By Paul Lin 林保華
Taipei Times 2019.8.27
Since the anti-extradition protests began in Hong Kong in June, the public has focussed its attention on the performance of the Hong Kong police force.
After police shot teargas and rubber bullets at protesters in a bloody incident on June 12, there have been calls for an independent investigation of their abuse of power, but such calls have been opposed by police-related groups and rejected by Hong Kong Chief Executive Carrie Lam (林鄭月娥).
In addition to refusing an investigation, Lam has expressed support for the police by, for example, giving them cash rewards.
Although they are repeatedly condemned for abusing their power, the police continue to do so with the chief executive’s support. They even take the initiative in provoking protesters when conflict between the police and public heats up.
A poll conducted by a research team at the Chinese University of Hong Kong showed that more than 95 percent of participants at 12 protests from June 9 to Aug. 4 joined the protests to demand that the government completely withdraw a proposed extradition bill.
However, after the violent Yuen Long MTR Station attack on July 21, during which the police were suspected of tolerating and even sheltering masked thugs in white T-shirts who attacked protesters and the public, a July 27 poll conducted at a protest in Yuen Long showed that 98.3 percent of the participants joined the march to show their dissatisfaction with the police’s mishandling of the protests — 13 percentage points more than the 85.1 percent who joined the march to demand that the government fully withdraw the extradition bill.
It is obvious what Hong Kongers think about their police force.
Right after the Yuen Long attack, former Hong Kong chief executive Leung Chun-ying (梁振英), who is now vice chairman of the National Committee of the Chinese People’s Political Consultative Conference, expressed his support for the police on Facebook, saying that the Hong Kong government should commend the police.
His attitude revealed the reason the Hong Kong police force has deteriorated, as a “qualitative change” started to occur among the police force when Leung — who used to be an underground party member of the Chinese Communist Party (CCP) — became chief executive in 2012.
At that time, then-Hong Kong police commissioner Andy Tsang (曾偉雄) was dubbed “The Vulture” (禿鷹) for his bald head and hawkish methods of treating protesters.

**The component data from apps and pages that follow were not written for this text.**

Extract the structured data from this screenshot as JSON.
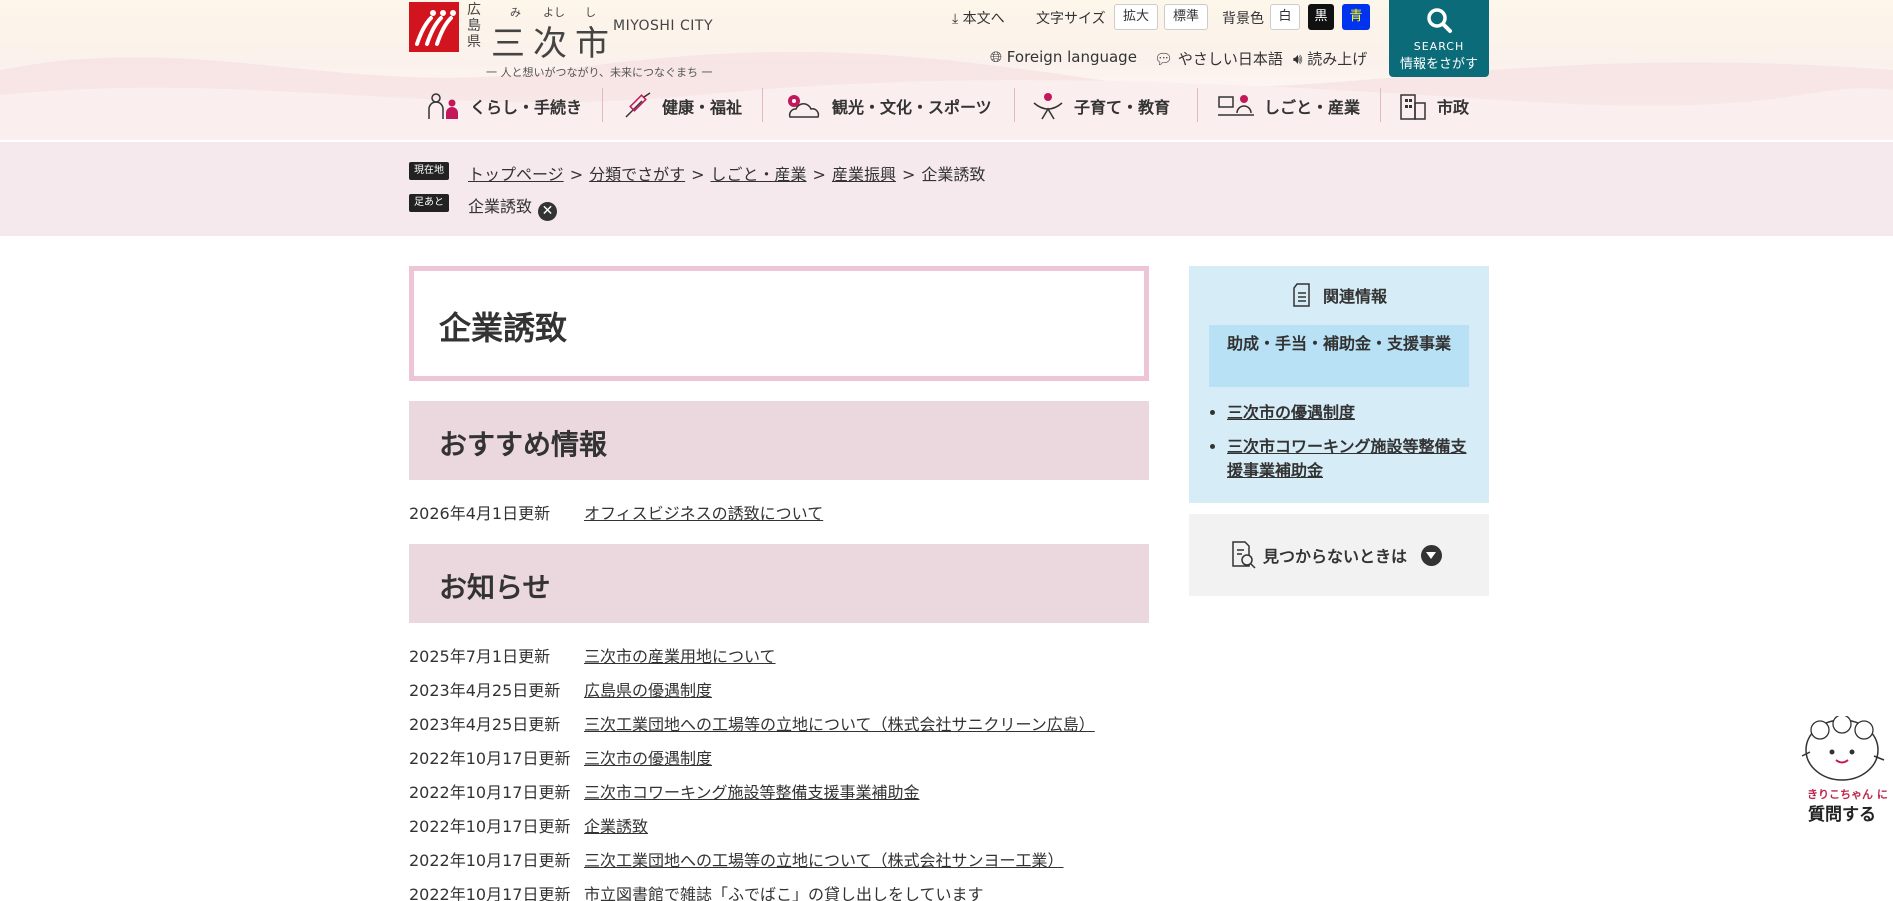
{
  "header": {
    "pref": "広島県",
    "city_name": "三次市",
    "ruby": [
      "み",
      "よし",
      "し"
    ],
    "city_en": "MIYOSHI CITY",
    "tagline": "一 人と想いがつながり、未来につなぐまち 一",
    "skip_label": "本文へ",
    "font_size_label": "文字サイズ",
    "font_large": "拡大",
    "font_normal": "標準",
    "bg_label": "背景色",
    "bg_white": "白",
    "bg_black": "黒",
    "bg_blue": "青",
    "foreign_language": "Foreign language",
    "easy_japanese": "やさしい日本語",
    "read_aloud": "読み上げ",
    "search_en": "SEARCH",
    "search_ja": "情報をさがす"
  },
  "nav": [
    {
      "label": "くらし・手続き",
      "icon": "people-icon"
    },
    {
      "label": "健康・福祉",
      "icon": "syringe-icon"
    },
    {
      "label": "観光・文化・スポーツ",
      "icon": "flower-cloud-icon"
    },
    {
      "label": "子育て・教育",
      "icon": "parent-child-icon"
    },
    {
      "label": "しごと・産業",
      "icon": "office-worker-icon"
    },
    {
      "label": "市政",
      "icon": "building-icon"
    }
  ],
  "breadcrumb": {
    "current_tag": "現在地",
    "footprint_tag": "足あと",
    "items": [
      "トップページ",
      "分類でさがす",
      "しごと・産業",
      "産業振興"
    ],
    "current": "企業誘致",
    "footprint_item": "企業誘致"
  },
  "main": {
    "page_title": "企業誘致",
    "recommended_heading": "おすすめ情報",
    "recommended": [
      {
        "date": "2026年4月1日更新",
        "title": "オフィスビジネスの誘致について"
      }
    ],
    "news_heading": "お知らせ",
    "news": [
      {
        "date": "2025年7月1日更新",
        "title": "三次市の産業用地について"
      },
      {
        "date": "2023年4月25日更新",
        "title": "広島県の優遇制度"
      },
      {
        "date": "2023年4月25日更新",
        "title": "三次工業団地への工場等の立地について（株式会社サニクリーン広島）"
      },
      {
        "date": "2022年10月17日更新",
        "title": "三次市の優遇制度"
      },
      {
        "date": "2022年10月17日更新",
        "title": "三次市コワーキング施設等整備支援事業補助金"
      },
      {
        "date": "2022年10月17日更新",
        "title": "企業誘致"
      },
      {
        "date": "2022年10月17日更新",
        "title": "三次工業団地への工場等の立地について（株式会社サンヨー工業）"
      },
      {
        "date": "2022年10月17日更新",
        "title": "市立図書館で雑誌「ふでばこ」の貸し出しをしています"
      }
    ]
  },
  "sidebar": {
    "related_heading": "関連情報",
    "category": "助成・手当・補助金・支援事業",
    "links": [
      "三次市の優遇制度",
      "三次市コワーキング施設等整備支援事業補助金"
    ],
    "not_found": "見つからないときは"
  },
  "chatbot": {
    "name": "きりこちゃん",
    "particle": "に",
    "action": "質問する"
  },
  "colors": {
    "brand_red": "#d2141e",
    "search_teal": "#0b6b78",
    "breadcrumb_bg": "#f5e9ed",
    "section_bg": "#ebd8df",
    "related_bg": "#d6edf8"
  }
}
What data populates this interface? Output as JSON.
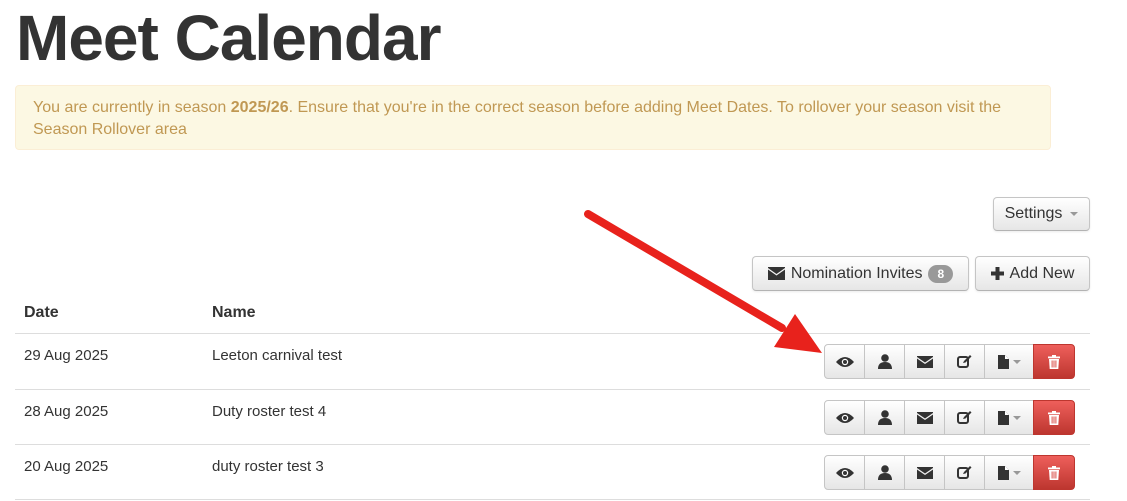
{
  "page": {
    "title": "Meet Calendar"
  },
  "alert": {
    "prefix": "You are currently in season ",
    "season": "2025/26",
    "suffix": ". Ensure that you're in the correct season before adding Meet Dates. To rollover your season visit the Season Rollover area"
  },
  "toolbar": {
    "settings_label": "Settings",
    "nomination_label": "Nomination Invites",
    "nomination_count": "8",
    "add_new_label": "Add New"
  },
  "table": {
    "columns": [
      "Date",
      "Name"
    ],
    "rows": [
      {
        "date": "29 Aug 2025",
        "name": "Leeton carnival test"
      },
      {
        "date": "28 Aug 2025",
        "name": "Duty roster test 4"
      },
      {
        "date": "20 Aug 2025",
        "name": "duty roster test 3"
      }
    ]
  },
  "row_actions": [
    "eye-icon",
    "user-icon",
    "envelope-icon",
    "edit-icon",
    "file-icon",
    "trash-icon"
  ],
  "colors": {
    "alert_bg": "#fcf8e3",
    "alert_text": "#c09853",
    "danger": "#da4f49",
    "annotation_arrow": "#e8221c"
  }
}
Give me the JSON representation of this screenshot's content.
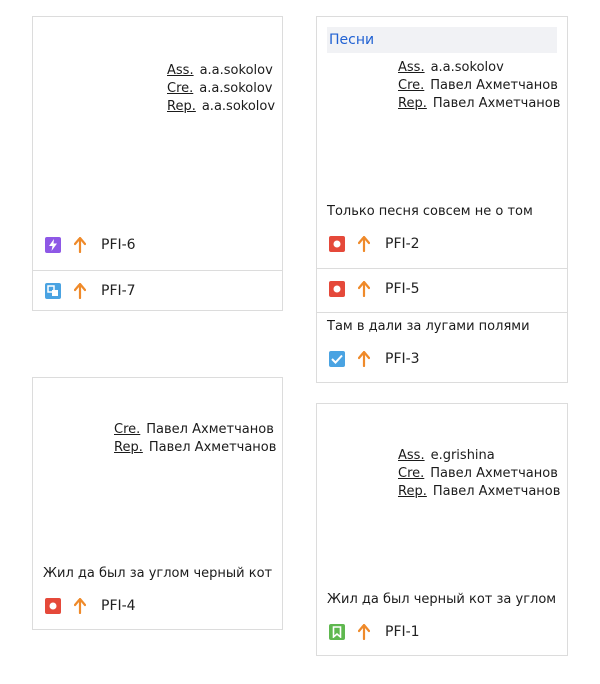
{
  "colors": {
    "purple": "#8e58e6",
    "blue": "#4aa3e2",
    "red": "#e5493a",
    "check_blue": "#4aa3e2",
    "green": "#5fb84f",
    "priority_orange": "#ef8a2a",
    "title_blue": "#2162d3"
  },
  "labels": {
    "ass": "Ass.",
    "cre": "Cre.",
    "rep": "Rep."
  },
  "cards": {
    "c1": {
      "ass": "a.a.sokolov",
      "cre": "a.a.sokolov",
      "rep": "a.a.sokolov",
      "issues": [
        {
          "key": "PFI-6",
          "icon": "bolt-icon",
          "priority": "arrow-up-icon"
        },
        {
          "key": "PFI-7",
          "icon": "subtask-icon",
          "priority": "arrow-up-icon"
        }
      ]
    },
    "c2": {
      "title": "Песни",
      "ass": "a.a.sokolov",
      "cre": "Павел Ахметчанов",
      "rep": "Павел Ахметчанов",
      "description": "Только песня совсем не о том",
      "issues": [
        {
          "key": "PFI-2",
          "icon": "bug-icon",
          "priority": "arrow-up-icon"
        },
        {
          "key": "PFI-5",
          "icon": "bug-icon",
          "priority": "arrow-up-icon"
        }
      ],
      "note": "Там в дали за лугами полями",
      "extra_issue": {
        "key": "PFI-3",
        "icon": "checkbox-icon",
        "priority": "arrow-up-icon"
      }
    },
    "c3": {
      "cre": "Павел Ахметчанов",
      "rep": "Павел Ахметчанов",
      "description": "Жил да был за углом черный кот",
      "issues": [
        {
          "key": "PFI-4",
          "icon": "bug-icon",
          "priority": "arrow-up-icon"
        }
      ]
    },
    "c4": {
      "ass": "e.grishina",
      "cre": "Павел Ахметчанов",
      "rep": "Павел Ахметчанов",
      "description": "Жил да был черный кот за углом",
      "issues": [
        {
          "key": "PFI-1",
          "icon": "bookmark-icon",
          "priority": "arrow-up-icon"
        }
      ]
    }
  }
}
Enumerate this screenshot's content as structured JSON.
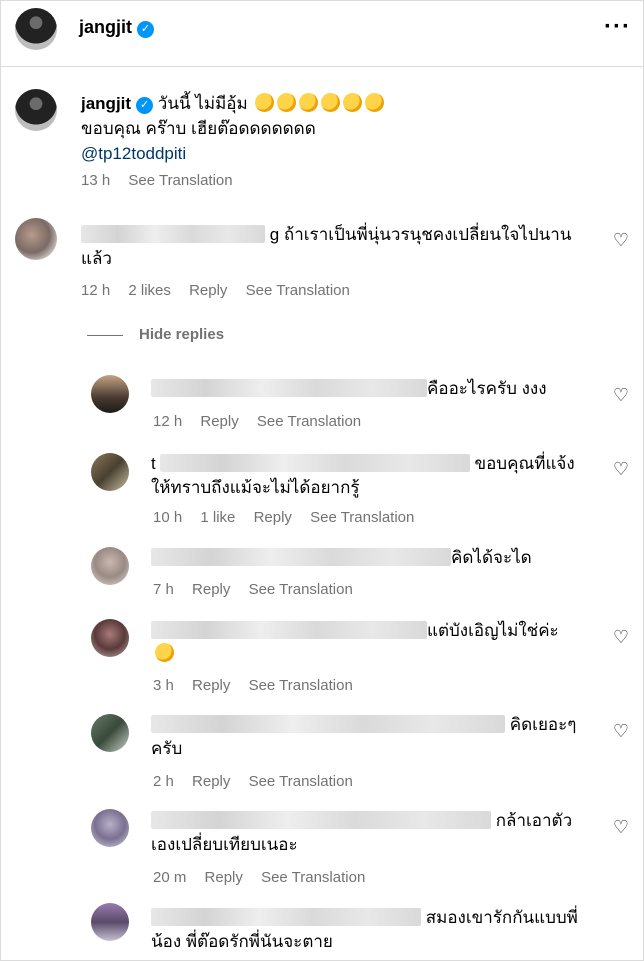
{
  "header": {
    "username": "jangjit",
    "more_icon": "more-icon"
  },
  "caption": {
    "username": "jangjit",
    "line1": "วันนี้ ไม่มีอุ้ม",
    "emoji_count": 6,
    "line2": "ขอบคุณ คร๊าบ เฮียต๊อดดดดดดด",
    "mention": "@tp12toddpiti",
    "time": "13 h",
    "see_translation": "See Translation"
  },
  "top_comment": {
    "text_line1": "g ถ้าเราเป็นพี่นุ่นวรนุชคงเปลี่ยนใจไปนาน",
    "text_line2": "แล้ว",
    "time": "12 h",
    "likes": "2 likes",
    "reply": "Reply",
    "see_translation": "See Translation"
  },
  "hide_replies": "Hide replies",
  "replies": [
    {
      "line1": "คืออะไรครับ งงง",
      "line2": "",
      "time": "12 h",
      "likes": "",
      "reply": "Reply",
      "see_translation": "See Translation"
    },
    {
      "prefix": "t",
      "line1": "ขอบคุณที่แจ้ง",
      "line2": "ให้ทราบถึงแม้จะไม่ได้อยากรู้",
      "time": "10 h",
      "likes": "1 like",
      "reply": "Reply",
      "see_translation": "See Translation"
    },
    {
      "line1": "คิดได้จะได",
      "line2": "",
      "time": "7 h",
      "likes": "",
      "reply": "Reply",
      "see_translation": "See Translation"
    },
    {
      "line1": "แต่บังเอิญไม่ใช่ค่ะ",
      "line2": "",
      "time": "3 h",
      "likes": "",
      "reply": "Reply",
      "see_translation": "See Translation"
    },
    {
      "line1": "คิดเยอะๆ",
      "line2": "ครับ",
      "time": "2 h",
      "likes": "",
      "reply": "Reply",
      "see_translation": "See Translation"
    },
    {
      "line1": "กล้าเอาตัว",
      "line2": "เองเปลี่ยบเทียบเนอะ",
      "time": "20 m",
      "likes": "",
      "reply": "Reply",
      "see_translation": "See Translation"
    },
    {
      "line1": "สมองเขารักกันแบบพี่",
      "line2": "น้อง พี่ต๊อดรักพี่นันจะตาย",
      "time": "",
      "likes": "",
      "reply": "",
      "see_translation": ""
    }
  ]
}
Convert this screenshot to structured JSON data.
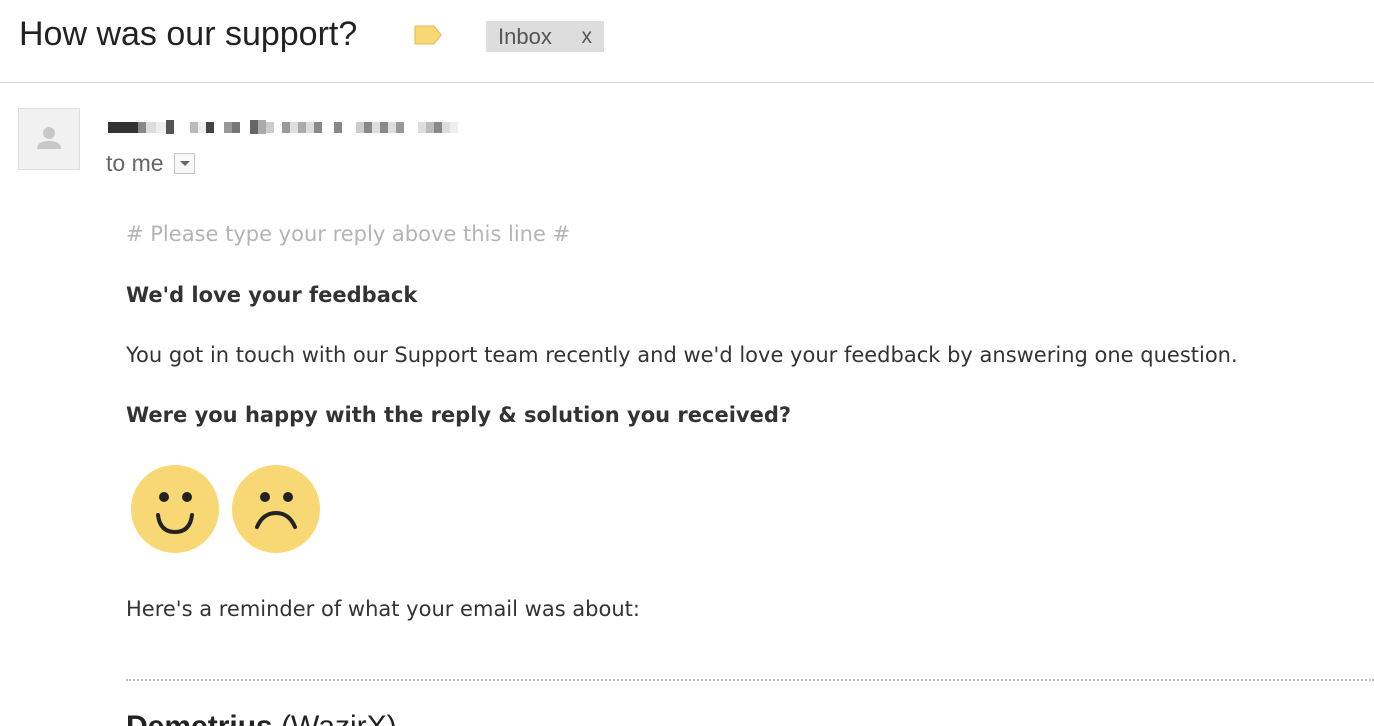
{
  "email": {
    "subject": "How was our support?",
    "label_icon": "label-tag-icon",
    "label_color": "#f8d775",
    "inbox_chip": {
      "label": "Inbox",
      "remove": "x"
    },
    "sender": {
      "avatar_icon": "person-icon",
      "redacted": true,
      "recipient_text": "to me"
    },
    "body": {
      "reply_line": "# Please type your reply above this line #",
      "feedback_heading": "We'd love your feedback",
      "intro": "You got in touch with our Support team recently and we'd love your feedback by answering one question.",
      "question": "Were you happy with the reply & solution you received?",
      "ratings": [
        {
          "icon": "happy-face-icon",
          "meaning": "happy"
        },
        {
          "icon": "sad-face-icon",
          "meaning": "unhappy"
        }
      ],
      "face_color": "#f8d775",
      "reminder": "Here's a reminder of what your email was about:",
      "agent_name": "Demetrius",
      "agent_org": "(WazirX)"
    }
  }
}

He was praised by Leung for suppressing the 2014 “Umbrella movement” and for charging protesters in Mong Kok with rioting.
In April, Tsang, now retired, was appointed deputy director of the Chinese National Narcotics Control Commission.
The Chinese Ministry of Foreign Affairs confirmed in June that he has been nominated by China for director-general of the UN Office in Vienna and executive director of the UN Office on Drugs and Crime.
Beijing is clearly repeating the trick of nominating former Hong Kong Department of Health director Margaret Chan (陳馮富珍) for the WHO director-generalship as it tries to use Tsang to control yet another UN organization.
Besides, all top Hong Kong police officers must receive training by the CCP in Beijing, so little speculation is needed to determine whether the Hong Kong police force can avoid becoming a copy of the mainland’s police force.
With such leadership, it is unrealistic to expect the police to be guardians of the public and treat protesters peacefully.
Paul Lin is a political commentator.
Translated by Eddy Chang